▶ _WORK REQUEST_:
The whole of the data, every line, should come back exactly the same.

Interface dataset entries:
########
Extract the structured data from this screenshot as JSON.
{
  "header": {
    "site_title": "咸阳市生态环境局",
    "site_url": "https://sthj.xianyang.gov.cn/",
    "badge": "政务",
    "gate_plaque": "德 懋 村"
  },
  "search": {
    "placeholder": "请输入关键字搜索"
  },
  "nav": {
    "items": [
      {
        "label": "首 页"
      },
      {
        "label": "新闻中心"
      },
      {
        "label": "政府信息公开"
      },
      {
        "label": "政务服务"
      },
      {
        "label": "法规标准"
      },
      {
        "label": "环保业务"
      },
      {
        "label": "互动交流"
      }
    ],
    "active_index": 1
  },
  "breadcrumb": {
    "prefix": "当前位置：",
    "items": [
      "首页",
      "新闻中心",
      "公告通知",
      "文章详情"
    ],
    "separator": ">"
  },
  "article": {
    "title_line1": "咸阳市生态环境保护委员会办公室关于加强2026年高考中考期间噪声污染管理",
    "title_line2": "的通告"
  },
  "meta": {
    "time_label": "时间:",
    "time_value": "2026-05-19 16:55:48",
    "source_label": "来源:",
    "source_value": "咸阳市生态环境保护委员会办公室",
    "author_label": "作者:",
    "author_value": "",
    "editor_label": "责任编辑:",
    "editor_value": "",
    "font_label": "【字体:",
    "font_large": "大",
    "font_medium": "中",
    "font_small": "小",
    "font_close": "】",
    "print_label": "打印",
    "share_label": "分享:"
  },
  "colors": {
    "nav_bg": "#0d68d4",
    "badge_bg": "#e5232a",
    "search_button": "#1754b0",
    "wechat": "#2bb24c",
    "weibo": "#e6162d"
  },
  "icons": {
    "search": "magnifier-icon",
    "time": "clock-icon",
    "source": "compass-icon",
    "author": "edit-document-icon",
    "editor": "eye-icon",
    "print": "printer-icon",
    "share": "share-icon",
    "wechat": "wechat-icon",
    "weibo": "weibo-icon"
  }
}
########
▶ _SOLUTION TO THE EXERCISE_:
Extract the structured data from this screenshot as JSON.
{
  "header": {
    "site_title": "咸阳市生态环境局",
    "site_url": "https://sthj.xianyang.gov.cn/",
    "badge": "政务",
    "gate_plaque": "德 懋 村"
  },
  "search": {
    "placeholder": "请输入关键字搜索"
  },
  "nav": {
    "items": [
      {
        "label": "首 页"
      },
      {
        "label": "新闻中心"
      },
      {
        "label": "政府信息公开"
      },
      {
        "label": "政务服务"
      },
      {
        "label": "法规标准"
      },
      {
        "label": "环保业务"
      },
      {
        "label": "互动交流"
      }
    ],
    "active_index": 1
  },
  "breadcrumb": {
    "prefix": "当前位置：",
    "items": [
      "首页",
      "新闻中心",
      "公告通知",
      "文章详情"
    ],
    "separator": ">"
  },
  "article": {
    "title_line1": "咸阳市生态环境保护委员会办公室关于加强2026年高考中考期间噪声污染管理",
    "title_line2": "的通告"
  },
  "meta": {
    "time_label": "时间:",
    "time_value": "2026-05-19 16:55:48",
    "source_label": "来源:",
    "source_value": "咸阳市生态环境保护委员会办公室",
    "author_label": "作者:",
    "author_value": "",
    "editor_label": "责任编辑:",
    "editor_value": "",
    "font_label": "【字体:",
    "font_large": "大",
    "font_medium": "中",
    "font_small": "小",
    "font_close": "】",
    "print_label": "打印",
    "share_label": "分享:"
  },
  "colors": {
    "nav_bg": "#0d68d4",
    "badge_bg": "#e5232a",
    "search_button": "#1754b0",
    "wechat": "#2bb24c",
    "weibo": "#e6162d"
  },
  "icons": {
    "search": "magnifier-icon",
    "time": "clock-icon",
    "source": "compass-icon",
    "author": "edit-document-icon",
    "editor": "eye-icon",
    "print": "printer-icon",
    "share": "share-icon",
    "wechat": "wechat-icon",
    "weibo": "weibo-icon"
  }
}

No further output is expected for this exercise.